|Commenced in January 2007||Frequency: Monthly||Edition: International||Paper Count: 2|
This paper deals with automatic extraction of 20 ‘adjective + noun’ collocations using four different association measures: T-score, MI, Log Dice, and Log Likelihood with most emphasis on mainly Log Likelihood and Log Dice scores for which an argument for their suitability in this experiment is to be presented. The nodes of the chosen collocates are 20 adjectival false friends between English and French. The noun candidate to be chosen needs to occur with a threshold of top ten collocates in two lists in which the results are sorted by Log Likelihood and Log Dice. The fulfillment of this criterion will guarantee that the chosen candidates are both exclusive and significant noun collocates and thereby, they make perfect noun candidates for the nodes. The results of the top 10 collocates sorted by Log Dice and Log Likelihood are not to be filtered. Thereby technical terms, function words, and stop words are not to be removed for the purposes of the analysis. Out of 20 adjectives, 15 ‘adjective + noun’ collocations have been extracted by the means of consensus of Log Likelihood and Log Dice scores on the top 10 noun collocates. The generated list of the automatic extracted ‘adjective + noun’ collocations will serve as the bulk of a translation test in which Algerian students of translation are asked to render these collocations into Arabic. The ultimate goal of this test is to test French influence as a Second Language on English as a Foreign Language in the Algerian context.
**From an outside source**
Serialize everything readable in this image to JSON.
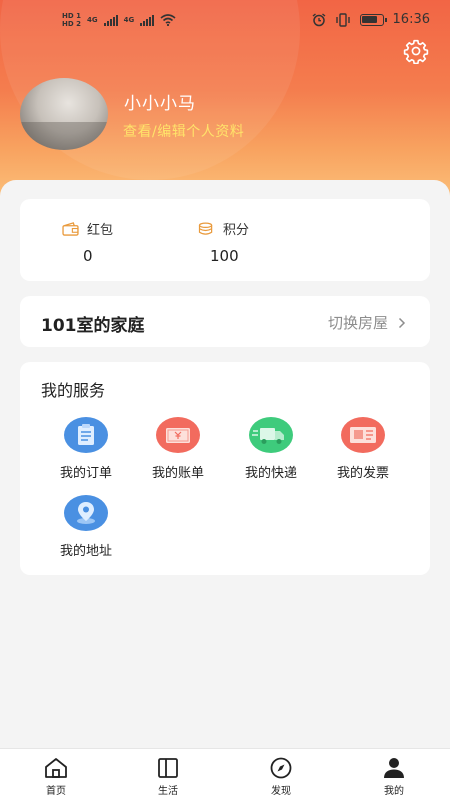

In language learning, second language learners as well as Native speakers commit errors in their attempt to achieve competence in the target language. The realm of collocation has to do with meaning relation between lexical items. In all human language, there is a kind of ‘natural order’ in which words are arranged or relate to one another in sentences so much so that when a word occurs in a given context, the related or naturally co-occurring word will automatically come to the mind. It becomes an error, therefore, if students inappropriately pair or arrange such ‘naturally’ co–occurring lexical items in a text. It has been observed that most of the second language learners in this research group commit collocation errors. A study of this kind is very significant as it gives insight into the kinds of errors committed by learners. This will help the language teacher to be able to identify the sources and causes of such errors as well as correct them thereby guiding, helping and leading the learners towards achieving some level of competence in the language. The aim of the study is to understand the nature of these errors as stumbling blocks to effective essay writing. The objective of the study is to identify the errors, analyze their structural compositions so as to determine whether there are similarities between students in this regard and to find out whether there are patterns to these kinds of errors which will enable the researcher to understand their sources and causes. As a descriptive research, the researcher samples some nine hundred essays collected from three hundred undergraduate learners of English as a second language in the Federal College of Education, Kano, North- West Nigeria, i.e. three essays per each student. The essays which were given on three different lecture times were of similar thematic preoccupations (i.e. same topics) and length (i.e. same number of words). The essays were written during the lecture hour at three different lecture occasions. The errors were identified in a systematic manner whereby errors so identified were recorded only once even if they occur severally in students’ essays. The data was collated using percentages in which the identified numbers of occurrences were converted accordingly in percentages. The findings from the study indicate that there are similarities as well as regular and repeated errors which provided a pattern. Based on the pattern identified, the conclusion is that students’ collocation errors are attributable to poor teaching and learning which resulted in wrong generalization of rules.